◆ **Study material**:
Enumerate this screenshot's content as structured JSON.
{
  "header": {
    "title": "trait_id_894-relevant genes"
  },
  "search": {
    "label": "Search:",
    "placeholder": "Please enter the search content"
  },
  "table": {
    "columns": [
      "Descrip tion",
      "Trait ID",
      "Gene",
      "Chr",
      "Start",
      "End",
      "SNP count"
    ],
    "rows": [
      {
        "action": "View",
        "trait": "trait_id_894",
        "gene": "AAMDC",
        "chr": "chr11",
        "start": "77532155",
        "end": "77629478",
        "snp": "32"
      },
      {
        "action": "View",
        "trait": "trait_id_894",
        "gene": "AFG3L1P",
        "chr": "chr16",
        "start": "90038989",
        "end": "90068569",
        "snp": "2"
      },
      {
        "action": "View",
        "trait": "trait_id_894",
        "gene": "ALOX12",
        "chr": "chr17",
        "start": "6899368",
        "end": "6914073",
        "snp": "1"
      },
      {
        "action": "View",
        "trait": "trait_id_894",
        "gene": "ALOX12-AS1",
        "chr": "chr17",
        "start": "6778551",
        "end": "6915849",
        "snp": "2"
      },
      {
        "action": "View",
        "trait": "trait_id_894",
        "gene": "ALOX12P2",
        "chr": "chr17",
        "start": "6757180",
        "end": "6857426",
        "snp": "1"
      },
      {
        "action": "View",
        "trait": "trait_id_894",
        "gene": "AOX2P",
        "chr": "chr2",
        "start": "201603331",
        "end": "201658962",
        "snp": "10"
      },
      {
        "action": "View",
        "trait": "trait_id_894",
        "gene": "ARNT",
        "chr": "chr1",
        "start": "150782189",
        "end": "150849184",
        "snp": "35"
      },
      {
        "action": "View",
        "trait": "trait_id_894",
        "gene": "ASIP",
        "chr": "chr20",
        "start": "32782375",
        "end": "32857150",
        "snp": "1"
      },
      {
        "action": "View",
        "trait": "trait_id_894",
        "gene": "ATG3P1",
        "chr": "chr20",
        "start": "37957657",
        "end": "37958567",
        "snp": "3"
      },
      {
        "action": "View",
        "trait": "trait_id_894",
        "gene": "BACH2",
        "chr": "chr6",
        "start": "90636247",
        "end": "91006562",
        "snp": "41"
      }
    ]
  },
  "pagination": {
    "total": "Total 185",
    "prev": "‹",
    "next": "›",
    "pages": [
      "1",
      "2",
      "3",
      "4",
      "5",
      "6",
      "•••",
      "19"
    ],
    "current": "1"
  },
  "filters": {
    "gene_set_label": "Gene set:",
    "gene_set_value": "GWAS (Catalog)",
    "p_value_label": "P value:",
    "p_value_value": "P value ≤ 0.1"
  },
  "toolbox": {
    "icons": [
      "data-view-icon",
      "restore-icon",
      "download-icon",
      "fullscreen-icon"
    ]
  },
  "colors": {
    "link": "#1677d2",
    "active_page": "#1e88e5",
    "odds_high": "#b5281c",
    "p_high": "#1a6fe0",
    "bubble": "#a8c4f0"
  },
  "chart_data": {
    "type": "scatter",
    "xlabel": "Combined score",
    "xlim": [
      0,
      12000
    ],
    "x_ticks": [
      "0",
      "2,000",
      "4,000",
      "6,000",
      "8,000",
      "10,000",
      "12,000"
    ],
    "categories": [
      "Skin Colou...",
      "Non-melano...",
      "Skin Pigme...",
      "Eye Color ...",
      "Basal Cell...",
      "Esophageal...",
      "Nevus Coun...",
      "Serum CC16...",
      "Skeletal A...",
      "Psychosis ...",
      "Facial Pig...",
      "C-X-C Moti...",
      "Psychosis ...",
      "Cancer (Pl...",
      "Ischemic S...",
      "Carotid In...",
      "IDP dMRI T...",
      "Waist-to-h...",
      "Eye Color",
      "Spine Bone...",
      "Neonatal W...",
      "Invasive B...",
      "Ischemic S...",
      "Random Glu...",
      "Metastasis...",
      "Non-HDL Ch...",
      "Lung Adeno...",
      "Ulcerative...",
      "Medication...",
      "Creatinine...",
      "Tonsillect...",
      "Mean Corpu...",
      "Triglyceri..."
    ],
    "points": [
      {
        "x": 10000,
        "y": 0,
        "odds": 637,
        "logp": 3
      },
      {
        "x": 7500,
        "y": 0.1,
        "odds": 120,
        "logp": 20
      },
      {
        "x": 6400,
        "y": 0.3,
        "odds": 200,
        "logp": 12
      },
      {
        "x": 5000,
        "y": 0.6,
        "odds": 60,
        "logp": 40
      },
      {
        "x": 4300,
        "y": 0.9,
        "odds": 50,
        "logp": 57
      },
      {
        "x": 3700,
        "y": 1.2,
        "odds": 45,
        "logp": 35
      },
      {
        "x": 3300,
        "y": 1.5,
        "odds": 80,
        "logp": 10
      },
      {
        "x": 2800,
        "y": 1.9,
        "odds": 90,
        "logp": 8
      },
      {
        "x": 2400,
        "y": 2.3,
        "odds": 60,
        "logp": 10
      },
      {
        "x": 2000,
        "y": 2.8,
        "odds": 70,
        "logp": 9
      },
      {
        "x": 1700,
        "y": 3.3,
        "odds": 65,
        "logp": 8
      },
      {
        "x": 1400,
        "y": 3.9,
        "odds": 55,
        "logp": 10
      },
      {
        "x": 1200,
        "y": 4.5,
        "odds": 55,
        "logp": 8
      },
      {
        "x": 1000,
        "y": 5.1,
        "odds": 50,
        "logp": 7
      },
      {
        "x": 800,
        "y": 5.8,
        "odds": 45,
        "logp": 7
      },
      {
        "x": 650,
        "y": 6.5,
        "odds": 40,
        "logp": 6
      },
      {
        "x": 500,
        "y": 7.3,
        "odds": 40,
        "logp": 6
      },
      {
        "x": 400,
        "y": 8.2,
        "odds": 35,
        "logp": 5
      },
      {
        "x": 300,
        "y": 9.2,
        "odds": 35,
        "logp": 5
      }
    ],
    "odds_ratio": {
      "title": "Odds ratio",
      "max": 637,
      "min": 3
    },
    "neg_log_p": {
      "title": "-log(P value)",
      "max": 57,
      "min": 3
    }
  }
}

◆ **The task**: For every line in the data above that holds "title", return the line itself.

◆ **Solved exercise**:
    "title": "trait_id_894-relevant genes"
      "title": "Odds ratio",
      "title": "-log(P value)",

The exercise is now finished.